  12. Can’t think of any memories that haunt me. But I hate funeral homes. I hate open coffins. I hate coffins period. My kids have been told what I want and I really need to put it in writing with my trust documents. My mother lost her mother at the age of eight and was forced to see the body after death and to kiss her. She said that had haunted her all her life.

    1. Good idea to document your wishes, Denise. Cremate and scatter has been my family’s tradition. Having to view your mother’s body is bad enough, but to kiss her, as well? That would give me nightmares, for sure! 😮

  13. Tragic! to die so young and pointlessly. Untimely deaths are traumatic – beyond tough to lose a friend this way. Why have an open casket for someone who has been through such an accident?? Brave of you to attend.

    1. The open casket was traditional with Italians at the time. I thought it was a terrible idea! Better to remember people how they were in life. I felt compelled to attend, the same way I was drawn to the wrecked car.

  14. Hi Debbie – that would haunt me too … well not sure if you were brave or stupid – but lesson learnt. I was taken through a morgue at a big London hospital by a doctor boyfriend – and there was a body on the table … an older man – a few hairs popping out of his head … never forgotten that! I did see my mother – and rather wish I hadn’t … they never look the same – understandable I guess …

    Venus in Blue Jeans should shake us all up and give us something to bop to … desperate to lose friends so young – but as you say you could so easily have been in the car – thankfully not.

    http://positiveletters.blogspot.co.uk/2017/04/v-is-for-vaynol-cattle.html

    1. I’m not sure either, Hilary, but I think closure was needed and that’s why I went. Viewing any corpse is shocking, but when it’s your mother, even worse! 😮 I was spared that but required to identify a photo of my father. That was bad enough. “Venus in Bluejeans’ was a different song from an earlier time. Enjoy. 🙂
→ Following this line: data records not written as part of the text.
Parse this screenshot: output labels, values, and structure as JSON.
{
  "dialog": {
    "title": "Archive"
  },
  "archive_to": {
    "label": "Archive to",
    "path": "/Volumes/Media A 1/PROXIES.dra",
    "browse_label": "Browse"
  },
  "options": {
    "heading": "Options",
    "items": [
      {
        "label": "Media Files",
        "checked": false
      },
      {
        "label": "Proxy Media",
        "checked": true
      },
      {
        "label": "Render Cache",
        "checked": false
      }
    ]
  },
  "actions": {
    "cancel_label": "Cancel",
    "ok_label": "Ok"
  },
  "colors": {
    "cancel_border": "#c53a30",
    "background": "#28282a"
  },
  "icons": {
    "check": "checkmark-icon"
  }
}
  15. “Venus” is a great song. I remember having the 8 track cartridge of the Shocking Blue album.

    I was never very close to death until later in life. The first funeral I can remember going to was when I was 21. It was for my grandfather. To go to a friend’s funeral who had died in a car crash would be devastating.

    Arlee Bird
    Tossing It Out

    1. Funeral’s of any type are awful. 🙁 I don’t understand why they had to have an open casket in this case. ‘Venus’ was such a huge hit all over the world. Great song! Somebody mentioned the remake by ‘Bananarama’. Doesn’t compare, IMO.